Even as the world grapples with the rise in diabetes and obesity, research indicates that diabetics have a 50 percent increased risk of dying from the effects of a heart attack.
Findings from the University of Leeds in England indicate people with diabetes are 56 percent more likely to have died through a ST elevation myocardial infarction (STEMI) heart attack, where the coronary artery gets completely blocked. The risk is 39 percent greater for diabetics than non-diabetics for death from a non-ST elevation myocardial infarction (NSTEMI) heart attack, in which the blockage is only partial.
The key doctors suggest is to battle diabetes through exercise and diet. “Managing diabetes effectively can reduce the risk of developing cardiovascular disease. This includes eating healthily, keeping active and taking medications as prescribed by your doctor,” Anna Morris, Head of Research Funding at Diabetes UK, is quoted as saying in a report on the research.
On the 2016 World Health Day, the WHO named diabetes the major battle for health professionals around the world. A fifth of the world’s population is expected to be in the throes of diabetes by 2025, according to research, which puts a massive number of people at increased risk of heart attack-related deaths. Recent research has indicated that plant-based or whole-grain diets reduce the risk of diabetes itself.

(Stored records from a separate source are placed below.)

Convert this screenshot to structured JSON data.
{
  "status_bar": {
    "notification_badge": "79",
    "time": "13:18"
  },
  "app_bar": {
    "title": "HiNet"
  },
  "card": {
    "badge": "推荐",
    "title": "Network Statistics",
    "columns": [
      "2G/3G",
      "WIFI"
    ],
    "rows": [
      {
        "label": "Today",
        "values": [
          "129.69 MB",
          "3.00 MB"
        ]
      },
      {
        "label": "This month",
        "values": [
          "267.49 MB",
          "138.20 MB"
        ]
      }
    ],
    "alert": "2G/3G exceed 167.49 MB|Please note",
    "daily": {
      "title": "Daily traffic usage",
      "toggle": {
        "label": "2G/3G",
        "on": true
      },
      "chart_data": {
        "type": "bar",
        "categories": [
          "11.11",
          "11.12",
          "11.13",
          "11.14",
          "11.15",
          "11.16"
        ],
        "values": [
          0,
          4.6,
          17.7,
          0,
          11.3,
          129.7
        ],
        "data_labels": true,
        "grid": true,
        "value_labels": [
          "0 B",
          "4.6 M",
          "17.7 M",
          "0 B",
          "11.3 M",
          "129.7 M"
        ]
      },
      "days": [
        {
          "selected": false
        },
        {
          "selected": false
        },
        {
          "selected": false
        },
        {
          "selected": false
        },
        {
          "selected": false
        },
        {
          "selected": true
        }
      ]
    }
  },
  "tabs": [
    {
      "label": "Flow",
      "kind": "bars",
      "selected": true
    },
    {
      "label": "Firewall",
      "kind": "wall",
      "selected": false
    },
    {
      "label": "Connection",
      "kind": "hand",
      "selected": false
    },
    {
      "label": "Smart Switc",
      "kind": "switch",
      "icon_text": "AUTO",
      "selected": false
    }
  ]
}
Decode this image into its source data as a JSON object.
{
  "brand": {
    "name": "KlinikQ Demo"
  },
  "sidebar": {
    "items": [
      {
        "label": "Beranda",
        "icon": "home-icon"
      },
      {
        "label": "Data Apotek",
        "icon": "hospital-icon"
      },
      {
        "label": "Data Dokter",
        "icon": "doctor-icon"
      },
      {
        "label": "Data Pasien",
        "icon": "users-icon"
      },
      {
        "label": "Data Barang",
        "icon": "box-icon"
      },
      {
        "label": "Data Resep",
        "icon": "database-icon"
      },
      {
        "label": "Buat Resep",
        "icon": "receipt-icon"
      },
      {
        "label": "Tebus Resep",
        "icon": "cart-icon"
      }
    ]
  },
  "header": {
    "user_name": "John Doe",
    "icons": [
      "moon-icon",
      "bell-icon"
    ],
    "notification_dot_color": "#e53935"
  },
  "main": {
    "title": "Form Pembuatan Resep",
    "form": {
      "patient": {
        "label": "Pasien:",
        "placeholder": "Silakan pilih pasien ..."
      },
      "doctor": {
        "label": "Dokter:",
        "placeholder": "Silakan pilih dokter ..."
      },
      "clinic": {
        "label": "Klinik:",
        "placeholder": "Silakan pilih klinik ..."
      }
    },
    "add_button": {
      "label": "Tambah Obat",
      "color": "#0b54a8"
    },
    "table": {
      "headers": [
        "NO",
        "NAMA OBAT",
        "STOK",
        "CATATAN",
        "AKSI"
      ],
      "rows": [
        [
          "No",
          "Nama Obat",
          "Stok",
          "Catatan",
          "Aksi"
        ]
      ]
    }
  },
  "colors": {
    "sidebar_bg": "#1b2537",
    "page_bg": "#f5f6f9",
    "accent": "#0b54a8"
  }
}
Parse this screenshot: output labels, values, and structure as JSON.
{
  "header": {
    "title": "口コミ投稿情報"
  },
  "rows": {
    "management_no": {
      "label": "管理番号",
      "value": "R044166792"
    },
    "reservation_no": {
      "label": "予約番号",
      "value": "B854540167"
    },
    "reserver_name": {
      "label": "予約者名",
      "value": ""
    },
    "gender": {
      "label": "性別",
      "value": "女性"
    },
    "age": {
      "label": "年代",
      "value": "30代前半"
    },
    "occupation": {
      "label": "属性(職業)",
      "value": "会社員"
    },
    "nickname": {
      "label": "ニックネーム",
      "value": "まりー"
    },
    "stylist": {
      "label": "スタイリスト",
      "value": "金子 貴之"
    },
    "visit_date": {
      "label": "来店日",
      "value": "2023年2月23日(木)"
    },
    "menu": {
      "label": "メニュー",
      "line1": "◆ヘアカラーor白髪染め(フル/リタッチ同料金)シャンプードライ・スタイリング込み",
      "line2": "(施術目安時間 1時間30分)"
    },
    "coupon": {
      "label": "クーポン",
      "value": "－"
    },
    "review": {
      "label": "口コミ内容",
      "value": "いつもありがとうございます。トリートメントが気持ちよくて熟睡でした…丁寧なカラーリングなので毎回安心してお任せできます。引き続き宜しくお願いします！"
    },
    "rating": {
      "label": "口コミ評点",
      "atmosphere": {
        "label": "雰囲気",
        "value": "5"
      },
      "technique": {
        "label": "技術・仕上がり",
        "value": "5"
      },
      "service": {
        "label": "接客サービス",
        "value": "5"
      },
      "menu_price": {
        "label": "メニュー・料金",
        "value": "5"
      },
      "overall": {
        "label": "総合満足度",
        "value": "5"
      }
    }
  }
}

Changing diet to help stop diabetes in its tracks should be the primary focus for those who are not diabetic. For diabetics, the need is to ensure enough exercise and physical activity, which helps improve the body’s metabolic processes and leads to the shedding of excess calories, which may be contributing to the diabetes symptoms. Studies have also suggested that diabetes affects the grey matter volume in teen patients, particularly in parts of the brain that control vision, hearing, speech, memory, emotions, self-control and decision making.